KYM WORTHY: The first major thing that was done is that there was a random sample taken from the 11,000. And we were told by the Michigan State University statistics department that if we take 400 of these kits randomly, that'll give us a snapshot of what we have in the 11,000. As a matter of fact, we have two of those cases that are currently set for trial.

LYDEN: We've got Kym Worthy on the line now. Ms. Worthy, welcome back.

WORTHY: Thank you.

LYDEN: When you last spoke to us, you mentioned that 400-kit snapshot that we just talked about and that the two cases were scheduled for trial. So could you please give us an update on the status of this backlog?

WORTHY: Well, happily, the two cases that I talked about that were set for trial - we have two convictions on those cases. And both of those defendants are now serving time for a very, very long time. And we also have some new kits that have been tested. And out of the 243, in addition to the 400 that were previously tested, we have found - and this is a sad note - that we have over 21 serial rapists just out of those 241.

LYDEN: You prognosticated if you were to go through all 11,000, it was going to cost something around $15 million. Do you have enough money to keep processing these?

WORTHY: Right now, we have the money to test about anywhere from 800 to 1,000. So we have a lot more work to do in raising funds to see that these kits are tested.

LYDEN: Eleven thousand kits in Detroit. There were another 11,000 that hadn't been processed in San Antonio, Texas, other parts of the country. What have you learned from this? Are you more hopeful now that these cases will be solved?

WORTHY: Well, I'm hopeful that if people take the right approach from the very beginning that we can certainly put a dent in this, number one. That we can - after our national protocol is developed that people will know exactly what to do if untested or backlogged rape kits are found in their jurisdictions. But even more, optimistically, I really hope that people will not be stockpiling these rape kits and we will not even have this as a problem.

LYDEN: That's Wayne County prosecutor Kym Worthy speaking to us from her home in Michigan. Thank you very much for your time.
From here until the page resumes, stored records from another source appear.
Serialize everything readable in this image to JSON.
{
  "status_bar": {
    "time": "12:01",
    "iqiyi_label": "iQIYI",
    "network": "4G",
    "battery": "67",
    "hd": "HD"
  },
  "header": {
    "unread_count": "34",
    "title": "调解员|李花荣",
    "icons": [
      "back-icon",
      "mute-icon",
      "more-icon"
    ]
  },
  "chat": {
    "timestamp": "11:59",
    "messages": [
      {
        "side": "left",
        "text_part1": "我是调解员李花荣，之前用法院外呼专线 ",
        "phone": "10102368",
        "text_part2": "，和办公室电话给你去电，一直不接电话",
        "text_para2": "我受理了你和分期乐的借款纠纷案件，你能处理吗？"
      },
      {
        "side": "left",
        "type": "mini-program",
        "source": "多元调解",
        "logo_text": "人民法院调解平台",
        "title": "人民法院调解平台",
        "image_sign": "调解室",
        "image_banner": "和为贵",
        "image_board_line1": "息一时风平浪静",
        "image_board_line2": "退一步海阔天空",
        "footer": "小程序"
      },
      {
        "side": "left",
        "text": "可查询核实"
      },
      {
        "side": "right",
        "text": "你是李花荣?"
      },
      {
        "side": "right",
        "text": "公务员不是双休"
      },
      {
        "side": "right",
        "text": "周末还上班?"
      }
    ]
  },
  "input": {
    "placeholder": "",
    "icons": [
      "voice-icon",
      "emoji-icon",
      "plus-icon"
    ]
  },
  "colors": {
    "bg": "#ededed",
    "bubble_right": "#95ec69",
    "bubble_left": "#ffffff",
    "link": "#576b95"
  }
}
And we're wishing you very good luck.

WORTHY: And thank you for being concerned about this issue. That really means a lot to all of us working on this. Transcript provided by NPR, Copyright NPR.